Page and application data records
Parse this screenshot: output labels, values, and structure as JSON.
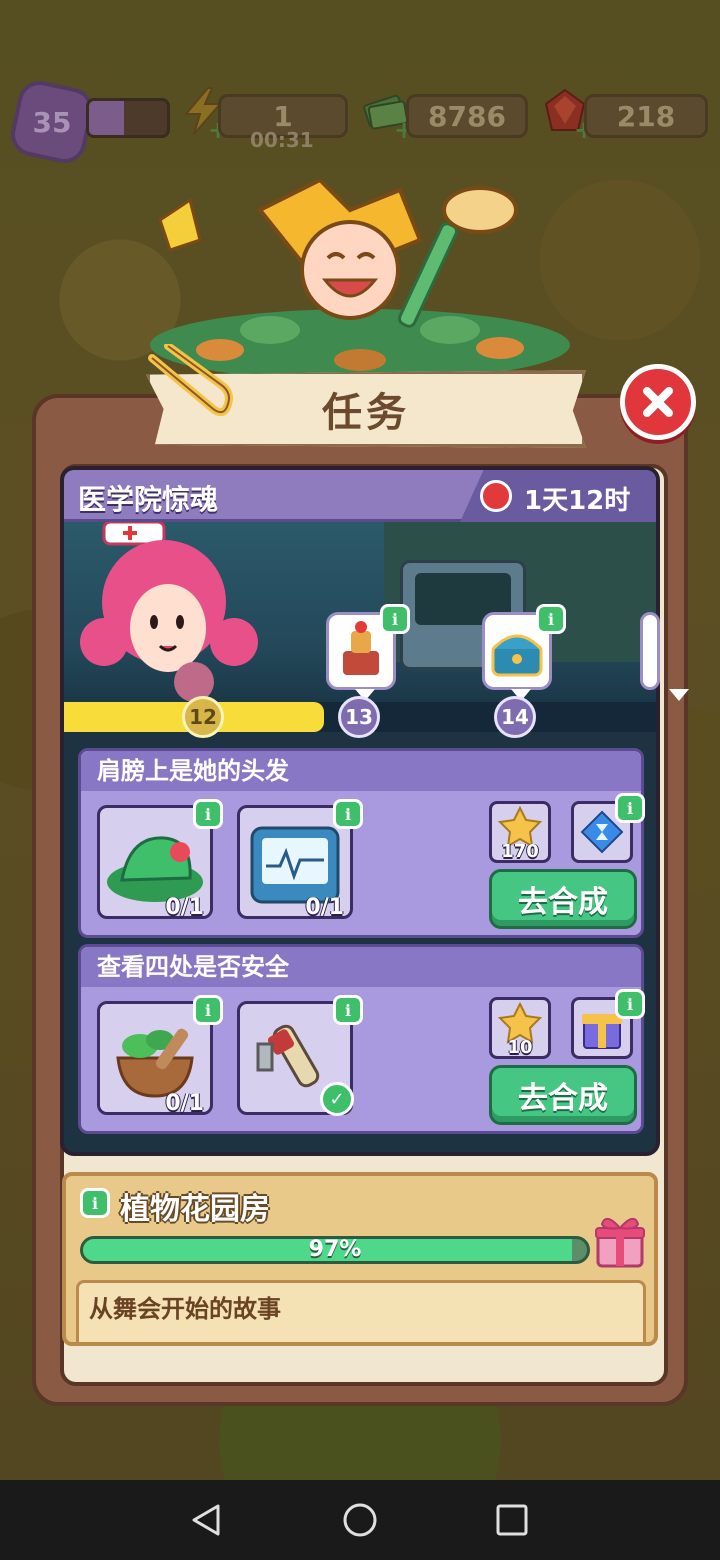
{
  "hud": {
    "level": "35",
    "energy": "1",
    "energy_timer": "00:31",
    "cash": "8786",
    "gems": "218"
  },
  "dialog": {
    "title": "任务"
  },
  "event": {
    "title": "医学院惊魂",
    "time_left": "1天12时",
    "progress": 0.44,
    "milestones": [
      "12",
      "13",
      "14"
    ]
  },
  "quests": [
    {
      "title": "肩膀上是她的头发",
      "items": [
        {
          "icon": "green-hat-icon",
          "count": "0/1",
          "complete": false
        },
        {
          "icon": "heart-monitor-icon",
          "count": "0/1",
          "complete": false
        }
      ],
      "rewards": [
        {
          "icon": "star-coin-icon",
          "count": "170"
        },
        {
          "icon": "hourglass-gem-icon",
          "count": ""
        }
      ],
      "button": "去合成"
    },
    {
      "title": "查看四处是否安全",
      "items": [
        {
          "icon": "herb-mortar-icon",
          "count": "0/1",
          "complete": false
        },
        {
          "icon": "tool-handle-icon",
          "count": "",
          "complete": true
        }
      ],
      "rewards": [
        {
          "icon": "star-coin-icon",
          "count": "10"
        },
        {
          "icon": "gift-box-icon",
          "count": ""
        }
      ],
      "button": "去合成"
    }
  ],
  "garden": {
    "title": "植物花园房",
    "progress_label": "97%",
    "progress": 0.97,
    "subtitle": "从舞会开始的故事"
  }
}
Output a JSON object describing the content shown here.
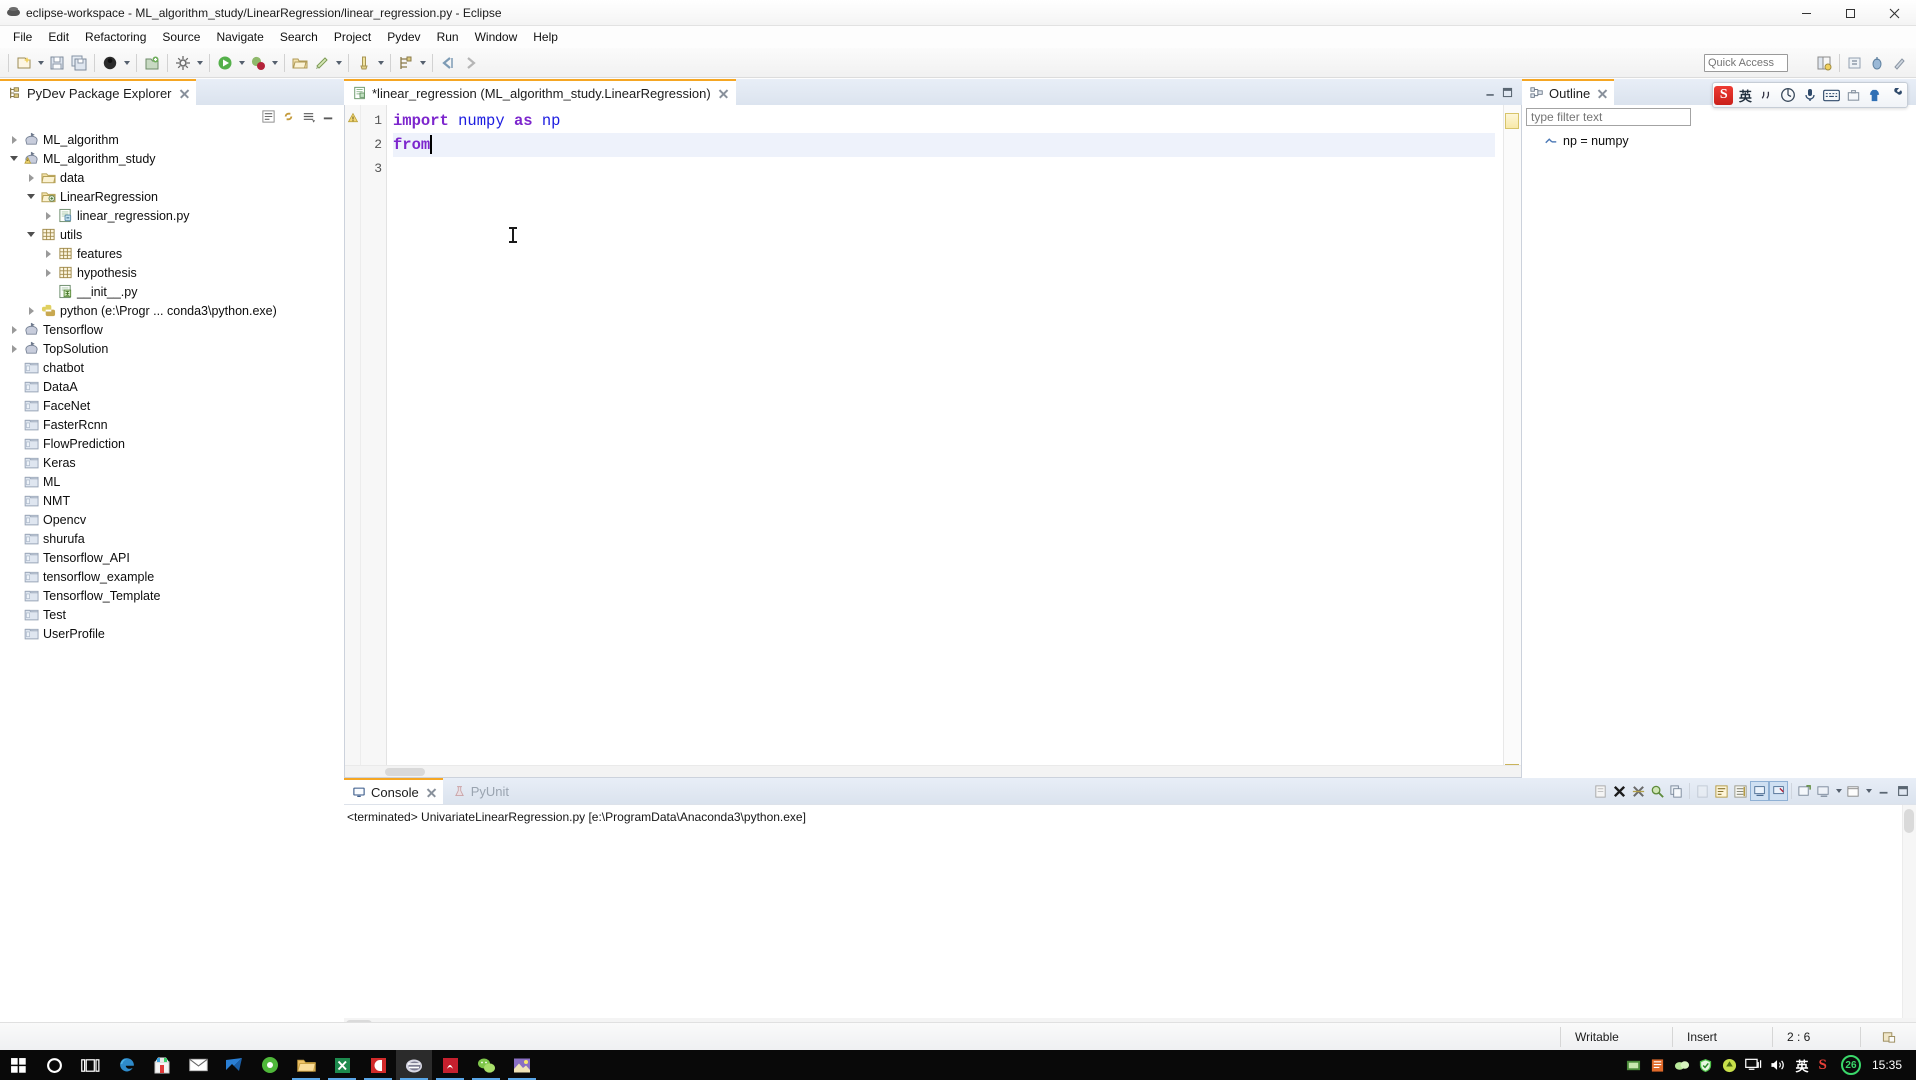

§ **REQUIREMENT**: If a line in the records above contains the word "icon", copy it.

§ **ANSWER SPACE**:
          "icon": "green-hat-icon",
          "icon": "heart-monitor-icon",
          "icon": "star-coin-icon",
          "icon": "hourglass-gem-icon",
          "icon": "herb-mortar-icon",
          "icon": "tool-handle-icon",
          "icon": "star-coin-icon",
          "icon": "gift-box-icon",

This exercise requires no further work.